Search the entries for the word "Properties". Copy each line in which it is found.

Segment Start: Material for this task

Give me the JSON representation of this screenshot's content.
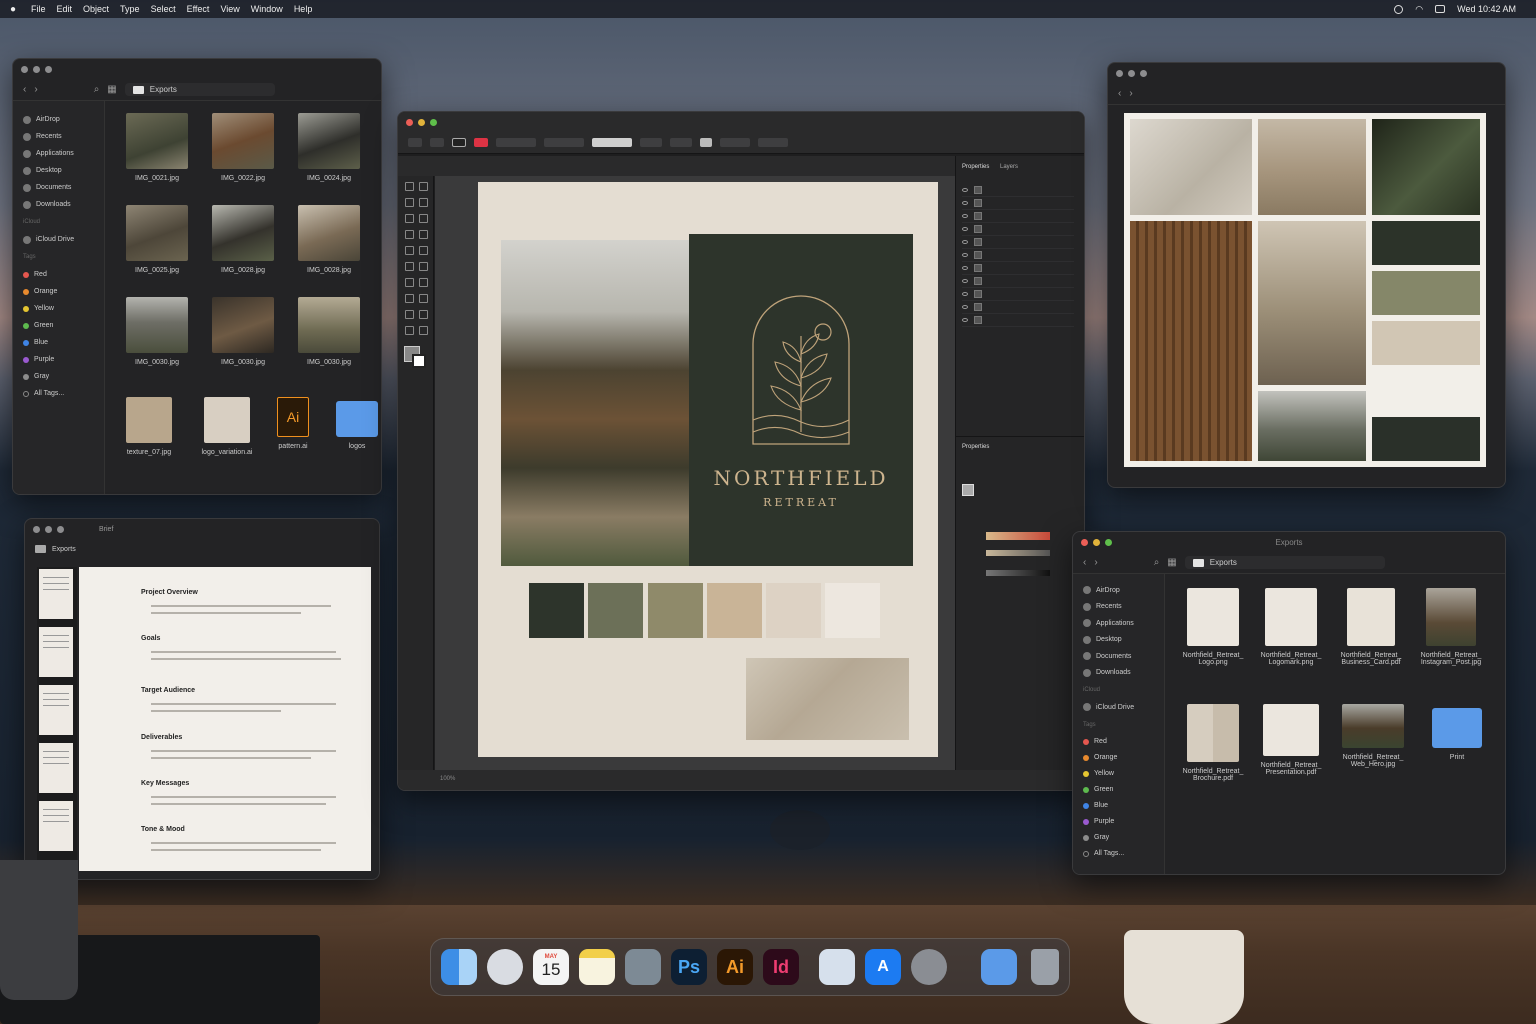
{
  "menubar": {
    "apple": "",
    "items": [
      "File",
      "Edit",
      "Object",
      "Type",
      "Select",
      "Effect",
      "View",
      "Window",
      "Help"
    ],
    "clock": "Wed 10:42 AM"
  },
  "finder_top": {
    "path": "Exports",
    "sidebar": [
      "AirDrop",
      "Recents",
      "Applications",
      "Desktop",
      "Documents",
      "Downloads"
    ],
    "icloud_head": "iCloud",
    "icloud": "iCloud Drive",
    "tags_head": "Tags",
    "tags": [
      {
        "label": "Red",
        "color": "#e5574f"
      },
      {
        "label": "Orange",
        "color": "#e88a2e"
      },
      {
        "label": "Yellow",
        "color": "#e5c531"
      },
      {
        "label": "Green",
        "color": "#5dba4e"
      },
      {
        "label": "Blue",
        "color": "#3f84e5"
      },
      {
        "label": "Purple",
        "color": "#9a5ad0"
      },
      {
        "label": "Gray",
        "color": "#8c8c8c"
      }
    ],
    "all_tags": "All Tags...",
    "files": [
      "IMG_0021.jpg",
      "IMG_0022.jpg",
      "IMG_0024.jpg",
      "IMG_0025.jpg",
      "IMG_0028.jpg",
      "IMG_0028.jpg",
      "IMG_0030.jpg",
      "IMG_0030.jpg",
      "IMG_0030.jpg",
      "texture_07.jpg",
      "logo_variation.ai",
      "pattern.ai",
      "logos"
    ],
    "ai_icon_text": "Ai"
  },
  "illustrator": {
    "artwork": {
      "brand_name": "NORTHFIELD",
      "brand_sub": "RETREAT"
    },
    "panel_tabs": [
      "Properties",
      "Layers"
    ],
    "properties_head": "Properties",
    "swatches": [
      "#2d342b",
      "#6c7058",
      "#8f8a6a",
      "#c9b497",
      "#ddd2c4",
      "#ede7df"
    ],
    "zoom": "100%"
  },
  "moodboard": {
    "swatches": [
      "#2c3329",
      "#858769",
      "#d1c6b4",
      "#2a3029"
    ]
  },
  "brief": {
    "tabs": "Brief",
    "folder": "Exports",
    "sections": [
      "Project Overview",
      "Goals",
      "Target Audience",
      "Deliverables",
      "Key Messages",
      "Tone & Mood"
    ]
  },
  "finder_bottom": {
    "title": "Exports",
    "path": "Exports",
    "sidebar": [
      "AirDrop",
      "Recents",
      "Applications",
      "Desktop",
      "Documents",
      "Downloads"
    ],
    "icloud_head": "iCloud",
    "icloud": "iCloud Drive",
    "tags_head": "Tags",
    "tags": [
      {
        "label": "Red",
        "color": "#e5574f"
      },
      {
        "label": "Orange",
        "color": "#e88a2e"
      },
      {
        "label": "Yellow",
        "color": "#e5c531"
      },
      {
        "label": "Green",
        "color": "#5dba4e"
      },
      {
        "label": "Blue",
        "color": "#3f84e5"
      },
      {
        "label": "Purple",
        "color": "#9a5ad0"
      },
      {
        "label": "Gray",
        "color": "#8c8c8c"
      }
    ],
    "all_tags": "All Tags...",
    "files": [
      {
        "l1": "Northfield_Retreat_",
        "l2": "Logo.png"
      },
      {
        "l1": "Northfield_Retreat_",
        "l2": "Logomark.png"
      },
      {
        "l1": "Northfield_Retreat_",
        "l2": "Business_Card.pdf"
      },
      {
        "l1": "Northfield_Retreat_",
        "l2": "Instagram_Post.jpg"
      },
      {
        "l1": "Northfield_Retreat_",
        "l2": "Brochure.pdf"
      },
      {
        "l1": "Northfield_Retreat_",
        "l2": "Presentation.pdf"
      },
      {
        "l1": "Northfield_Retreat_",
        "l2": "Web_Hero.jpg"
      },
      {
        "l1": "Print",
        "l2": ""
      }
    ]
  },
  "dock": {
    "calendar_month": "MAY",
    "calendar_day": "15",
    "ps": "Ps",
    "ai": "Ai",
    "id": "Id"
  }
}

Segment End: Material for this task

Exercise solution
      "Properties",
    "properties_head": "Properties",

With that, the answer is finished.